Furthermore, these specialized devices often has to interface to net based system like the internet,
an alarm net or a home net. From a technical point of view a major problem with the design and implementation
of these embedded systems is the simultanious evolution of hardware and software. This include the instrumentation
of the system with sensors and actuators as the programs interface to the environment and the choice of
programming languages, development tools, and runtime platforms. From an observational point of view a
major problem is to make an embedded system behave understandable even in situations that have not been
delt with explicitely during the design and implementation process.
The research themes include traditional software engineering topics like specialized operating systems
for small microcontrollers, platform independence through virtual machines on microcontrollers, programming
of special purpose sensors and actuators, how can a virtual machines be taylored to the peripheral devices
of a particular system, handling of realtime demands, fault tolerance, and power supply.
The research also include themes from Behaviour Based Artificial Inteligence like the concept of autonomous
agents and multiagent systems. When an embedded system is considered from an observational point of view
the behaviour of the embedded system is described in categories different from the categories used to
describe the internal actions of the control program. To bridge this gap between categories the metaphore
of an autonomous agent with a body of sensors and actuators situated in an environment might
be useful during the design phase of embedded systems.
A large portion of the activities in this area include teaching at all levels. Two courses with the titles
Adaptive Robotics and Communicating embedded, and situated agents are given at
Master and PhD level.
One lab has been established to provide facilities for the teaching and reasearch in embedded systems:
The LEGO Lab.
The LEGO Lab is a laboratory for teaching and research in multiagent systems based on simple robot
technology such as the LEGO MindStorms RCX microcontroller. The aim is to investigate massive use of simple
robot technology in multiagent systems for entertainment and artistic expression in physical installations.
The aim is also to investigate the usage of LEGO robotics for teaching at a wide range of levels.
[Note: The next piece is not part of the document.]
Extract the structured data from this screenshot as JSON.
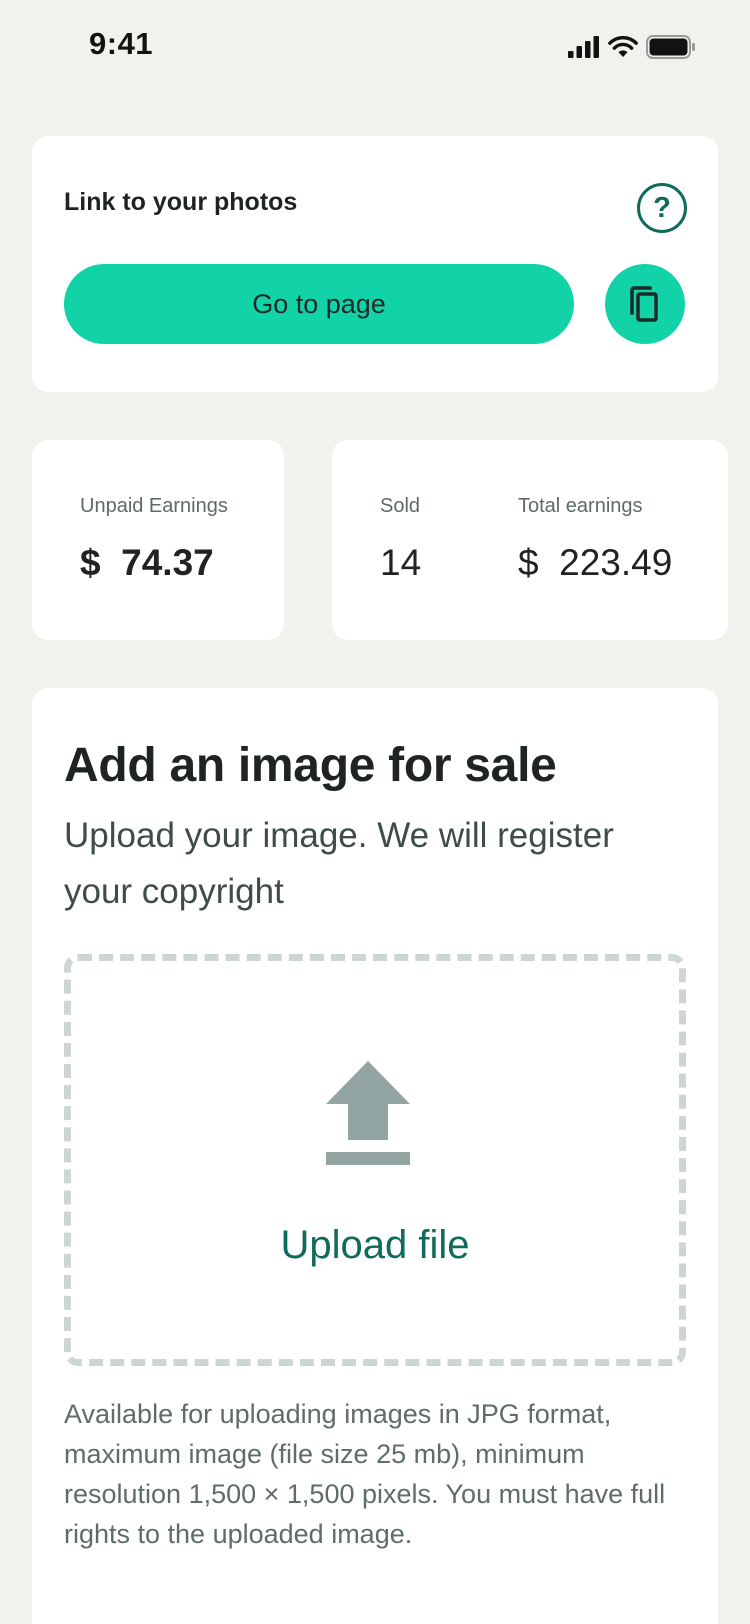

- Ole Caprani, area manager
- Jakob Fredslund, PhD student
- Nis Haller Baggesen, PhD student
- Rasmus B. Lunding, composer
- Line Kramhøft, designer
- Mads Wahlberg, light designer, robot designer